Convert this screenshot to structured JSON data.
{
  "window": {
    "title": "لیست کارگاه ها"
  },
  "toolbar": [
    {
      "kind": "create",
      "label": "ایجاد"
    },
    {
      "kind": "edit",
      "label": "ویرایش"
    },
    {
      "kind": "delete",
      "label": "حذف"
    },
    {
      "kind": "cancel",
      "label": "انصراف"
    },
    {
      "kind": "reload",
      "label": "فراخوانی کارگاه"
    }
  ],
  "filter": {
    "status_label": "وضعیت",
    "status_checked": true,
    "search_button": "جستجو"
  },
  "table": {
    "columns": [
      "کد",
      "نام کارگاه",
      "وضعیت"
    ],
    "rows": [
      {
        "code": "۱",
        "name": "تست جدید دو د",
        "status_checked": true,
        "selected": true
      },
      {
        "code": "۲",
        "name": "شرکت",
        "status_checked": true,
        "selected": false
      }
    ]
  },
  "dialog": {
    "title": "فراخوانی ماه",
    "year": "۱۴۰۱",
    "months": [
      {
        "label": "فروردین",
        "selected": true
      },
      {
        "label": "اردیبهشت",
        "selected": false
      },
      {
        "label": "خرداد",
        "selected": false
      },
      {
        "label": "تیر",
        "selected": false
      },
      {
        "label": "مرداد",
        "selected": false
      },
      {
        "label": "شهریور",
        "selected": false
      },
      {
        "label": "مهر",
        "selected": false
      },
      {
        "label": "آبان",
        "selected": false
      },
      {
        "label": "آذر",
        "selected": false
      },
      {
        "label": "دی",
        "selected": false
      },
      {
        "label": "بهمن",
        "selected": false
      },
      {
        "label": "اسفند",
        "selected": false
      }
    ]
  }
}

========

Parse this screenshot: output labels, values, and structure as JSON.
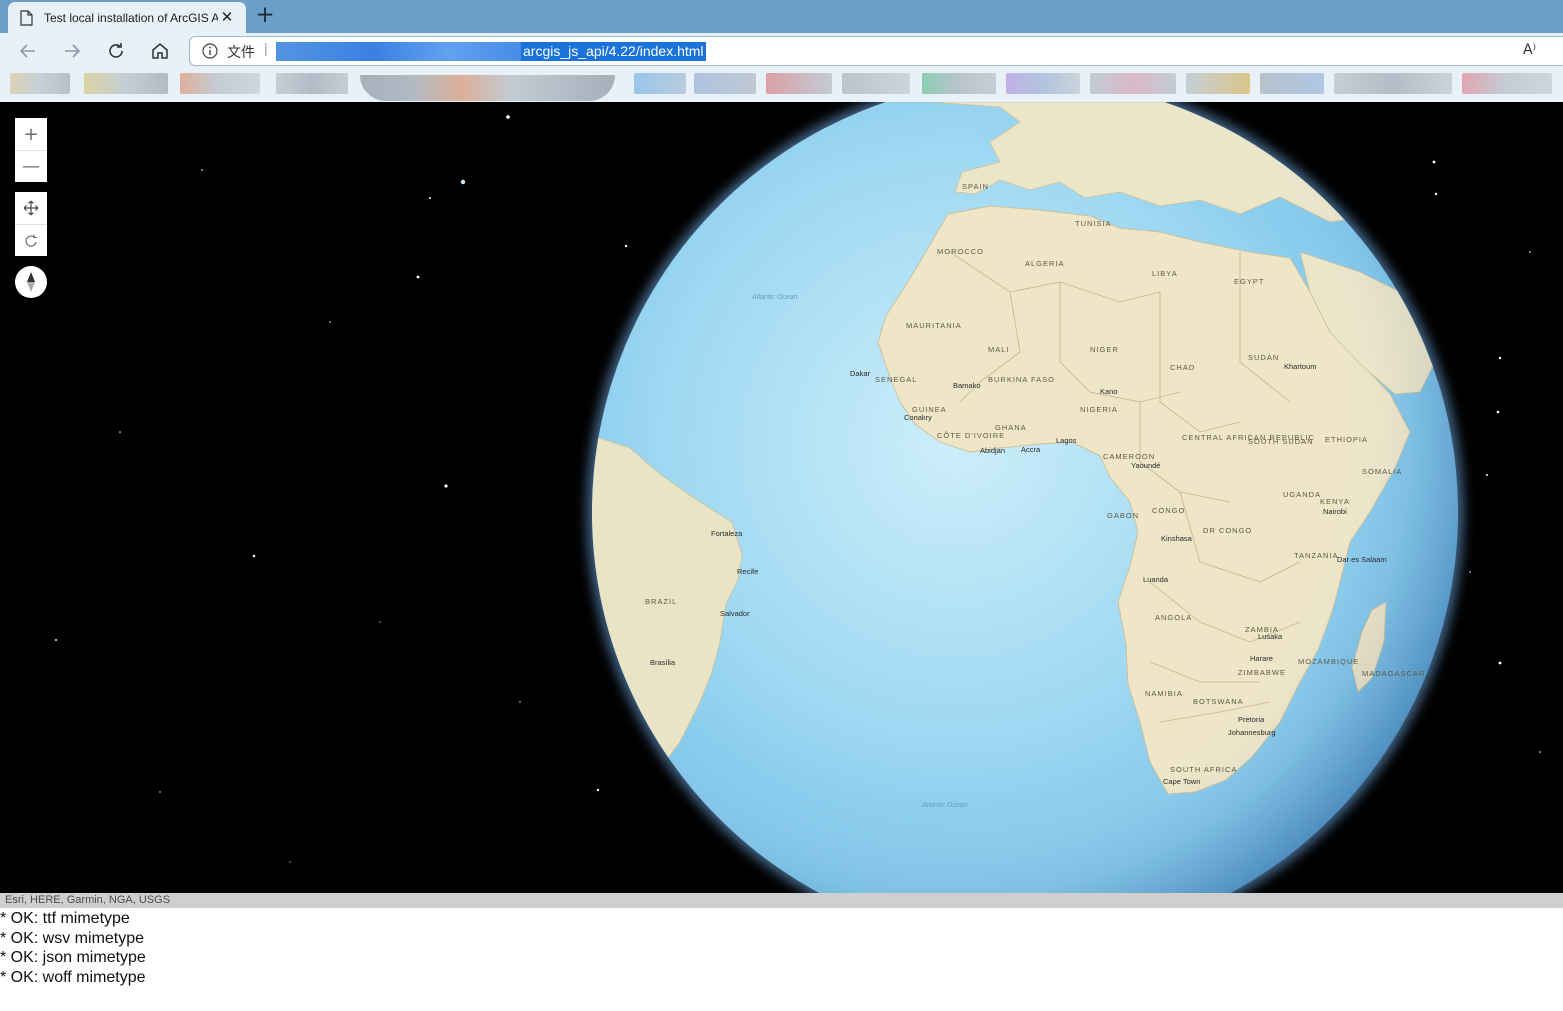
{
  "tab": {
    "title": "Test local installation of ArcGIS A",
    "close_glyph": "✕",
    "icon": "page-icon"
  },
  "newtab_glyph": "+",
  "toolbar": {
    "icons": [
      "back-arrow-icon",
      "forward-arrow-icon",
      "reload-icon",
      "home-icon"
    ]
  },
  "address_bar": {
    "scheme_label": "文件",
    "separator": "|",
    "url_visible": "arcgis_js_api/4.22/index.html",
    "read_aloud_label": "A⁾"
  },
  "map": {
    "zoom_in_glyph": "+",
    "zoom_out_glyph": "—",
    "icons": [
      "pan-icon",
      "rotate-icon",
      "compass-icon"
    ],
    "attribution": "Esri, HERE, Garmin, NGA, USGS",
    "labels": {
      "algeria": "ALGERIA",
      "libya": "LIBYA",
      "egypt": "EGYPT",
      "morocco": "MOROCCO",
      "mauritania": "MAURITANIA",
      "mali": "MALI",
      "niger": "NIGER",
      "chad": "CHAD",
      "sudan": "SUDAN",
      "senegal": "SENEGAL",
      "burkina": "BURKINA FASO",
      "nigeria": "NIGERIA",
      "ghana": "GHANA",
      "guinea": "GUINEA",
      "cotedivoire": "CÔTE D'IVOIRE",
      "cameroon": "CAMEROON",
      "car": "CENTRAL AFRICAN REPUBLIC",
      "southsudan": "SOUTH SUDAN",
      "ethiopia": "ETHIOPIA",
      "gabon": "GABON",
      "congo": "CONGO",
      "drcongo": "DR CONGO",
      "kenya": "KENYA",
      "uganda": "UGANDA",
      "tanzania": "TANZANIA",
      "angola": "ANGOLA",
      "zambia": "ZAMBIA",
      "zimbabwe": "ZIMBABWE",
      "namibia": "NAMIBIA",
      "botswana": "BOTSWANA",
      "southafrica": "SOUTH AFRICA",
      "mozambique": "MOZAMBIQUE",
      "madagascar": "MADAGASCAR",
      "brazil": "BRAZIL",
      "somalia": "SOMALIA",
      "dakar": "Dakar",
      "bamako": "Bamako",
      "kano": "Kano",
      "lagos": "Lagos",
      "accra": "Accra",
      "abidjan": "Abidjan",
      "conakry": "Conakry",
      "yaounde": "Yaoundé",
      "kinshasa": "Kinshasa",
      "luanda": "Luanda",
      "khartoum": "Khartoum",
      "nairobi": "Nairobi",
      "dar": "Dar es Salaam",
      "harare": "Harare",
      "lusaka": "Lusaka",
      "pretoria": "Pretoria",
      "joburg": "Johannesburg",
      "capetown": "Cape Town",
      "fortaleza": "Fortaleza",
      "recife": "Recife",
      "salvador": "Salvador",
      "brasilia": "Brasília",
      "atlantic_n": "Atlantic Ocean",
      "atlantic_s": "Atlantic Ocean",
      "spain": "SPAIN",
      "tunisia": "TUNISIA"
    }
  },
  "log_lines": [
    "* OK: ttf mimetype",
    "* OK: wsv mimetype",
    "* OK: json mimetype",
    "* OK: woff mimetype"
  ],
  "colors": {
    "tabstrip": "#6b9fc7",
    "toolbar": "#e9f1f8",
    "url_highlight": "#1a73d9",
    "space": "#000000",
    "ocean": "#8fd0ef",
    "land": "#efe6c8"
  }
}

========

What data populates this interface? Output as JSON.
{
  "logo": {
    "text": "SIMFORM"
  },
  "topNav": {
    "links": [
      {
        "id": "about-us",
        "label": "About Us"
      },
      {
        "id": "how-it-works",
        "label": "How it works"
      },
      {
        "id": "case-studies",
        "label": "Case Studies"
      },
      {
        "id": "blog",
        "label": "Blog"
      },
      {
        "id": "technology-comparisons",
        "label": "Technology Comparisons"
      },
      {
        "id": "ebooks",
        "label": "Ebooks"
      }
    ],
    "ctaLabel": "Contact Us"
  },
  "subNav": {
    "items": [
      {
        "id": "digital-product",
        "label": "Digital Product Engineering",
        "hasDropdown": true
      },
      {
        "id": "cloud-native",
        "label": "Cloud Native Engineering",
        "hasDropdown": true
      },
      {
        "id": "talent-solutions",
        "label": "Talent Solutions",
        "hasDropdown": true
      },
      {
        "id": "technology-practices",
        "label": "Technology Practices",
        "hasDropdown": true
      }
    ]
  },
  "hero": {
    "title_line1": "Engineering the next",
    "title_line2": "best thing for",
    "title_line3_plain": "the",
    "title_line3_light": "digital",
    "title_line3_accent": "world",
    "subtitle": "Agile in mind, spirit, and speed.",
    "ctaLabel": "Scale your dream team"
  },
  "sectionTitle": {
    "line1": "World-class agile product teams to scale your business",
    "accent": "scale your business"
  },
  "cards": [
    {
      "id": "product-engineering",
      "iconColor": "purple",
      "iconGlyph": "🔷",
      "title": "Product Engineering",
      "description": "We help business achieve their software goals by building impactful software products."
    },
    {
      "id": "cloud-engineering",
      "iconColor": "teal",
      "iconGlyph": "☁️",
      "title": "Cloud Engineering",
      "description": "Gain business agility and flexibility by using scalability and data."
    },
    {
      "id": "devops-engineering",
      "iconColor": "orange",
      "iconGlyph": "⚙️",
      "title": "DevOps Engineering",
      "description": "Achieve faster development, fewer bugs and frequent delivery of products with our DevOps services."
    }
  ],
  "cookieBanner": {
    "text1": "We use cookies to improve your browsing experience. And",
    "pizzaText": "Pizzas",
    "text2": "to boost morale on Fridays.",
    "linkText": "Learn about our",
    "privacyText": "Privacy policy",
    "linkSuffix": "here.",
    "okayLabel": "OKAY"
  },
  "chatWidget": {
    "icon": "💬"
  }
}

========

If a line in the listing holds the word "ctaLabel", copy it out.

    "ctaLabel": "Contact Us"
    "ctaLabel": "Scale your dream team"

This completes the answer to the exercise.